Work task ▸ Lines with "background": copy each one from the listing below.

* * *

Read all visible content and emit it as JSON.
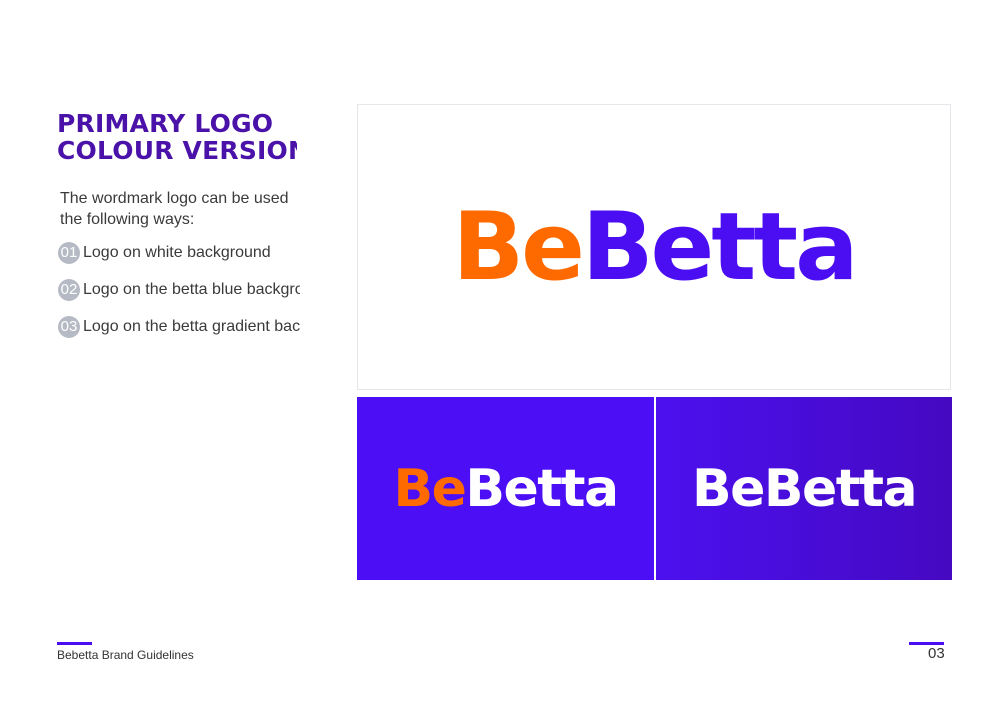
{
  "heading": {
    "line1": "PRIMARY LOGO",
    "line2": "COLOUR VERSION"
  },
  "intro": {
    "line1": "The wordmark logo can be used",
    "line2": "the following ways:"
  },
  "ways": [
    {
      "num": "01",
      "label": "Logo on white background"
    },
    {
      "num": "02",
      "label": "Logo on the betta blue background"
    },
    {
      "num": "03",
      "label": "Logo on the betta gradient background"
    }
  ],
  "logos": [
    {
      "part1": "Be",
      "part2": "Betta",
      "background": "white"
    },
    {
      "part1": "Be",
      "part2": "Betta",
      "background": "betta-blue"
    },
    {
      "part1": "Be",
      "part2": "Betta",
      "background": "betta-gradient"
    }
  ],
  "colors": {
    "heading": "#4a12a8",
    "betta_blue": "#4b0ef2",
    "orange": "#ff6a00",
    "gradient_end": "#4509c2"
  },
  "footer": {
    "label": "Bebetta Brand Guidelines",
    "page": "03"
  }
}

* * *

Result ▸
      "label": "Logo on white background"
      "label": "Logo on the betta blue background"
      "label": "Logo on the betta gradient background"
      "background": "white"
      "background": "betta-blue"
      "background": "betta-gradient"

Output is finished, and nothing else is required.